Justice of the Peace Charles W. Anderson dismissed a careless driving charge against Heather Ormerod resulting from a collision on August 10, 2010 at John St S and Forest Ave that left a 58-year-old cyclist unconscious with severe head injuries. The cyclist died August 18, 2010 after being taken off life support.

Justice of the Peace Anderson found the collision was not reasonably the fault of the defendant.

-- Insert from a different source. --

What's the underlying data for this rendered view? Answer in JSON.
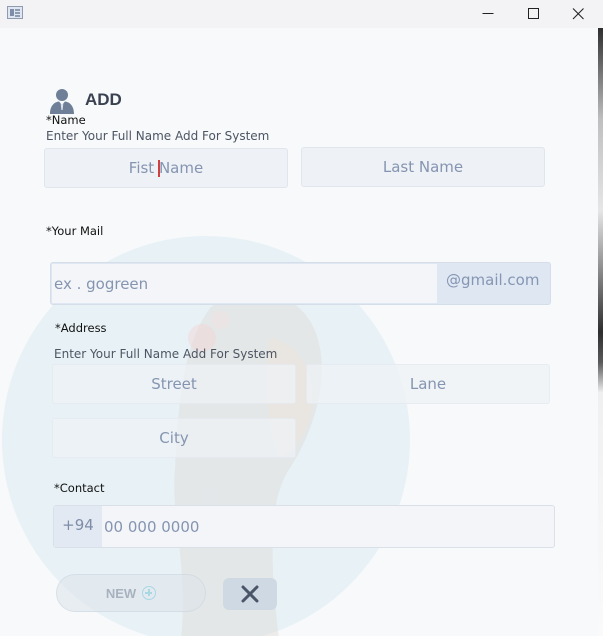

The defendent stated she was forced to stop partially in the intersection due to a parked car on the east side of Forest that opened it’s driver-side door.

“This unfortunate collision was a result of a number of circumstances that have rendered themselves to be that of a “perfect storm” that resulted in the collision with the defendant’s van – if the defendant wasn’t forced to stop to allow another person to close their door of their vehicle,” wrote Justice of the Peace Anderson in concluding his ruling and dismissing the charge.

Justice of the Peace Anderson’s closing section explains his reasoning:

  1. Did the defendant’s actions during the crossing of John Street constitute “undue care and attention or reasonable consideration for others” as outlined in careless driving?

The leading case in Careless driving is R. vs. Beauchamp that held the the standard of care and skill to be applied is not that of perfection.  A driver is required to exercise a reasonable amount of skill and to do what an ordinary prudent person would do in the circumstances.  In this case, the defendant outlined what she did when facing the stop sign at Forrest Avenue and John Street.  She didn’t try to beat traffic across the four lanes of John Street, but rather something unforeseen came up in her path that required her to stop her course of travel to wait for another driver to close their door to allow passage through.  She advised the court she did not see any cyclist when she was travelling across the four lanes of traffic.  If the witnesses were accurate in their speed estimates, the cyclist would be traveling at approximately 44 feet per second at 50 km/hr.  Given that speed estimate, the distinct possibility the cyclist was not in the field of vision of the defendant at that time.  No one could foresee a cyclist traveling down a hill at a high rate of speed in a vehicle was not prepared to stop, wobbling, and the driver himself was not wearing a proper helmet.  This unfortunate collision was a result of a number of circumstances that have rendered themselves to be that of a “perfect storm” that resulted in the collision with the defendant’s van – if the defendant wasn’t forced to stop to allow another person to close their door of their vehicle.

Given all the evidence presented before this court, the court is not satisfied beyond a reasonable doubt the defendant’s driving actions were careless  and the matter is dismissed.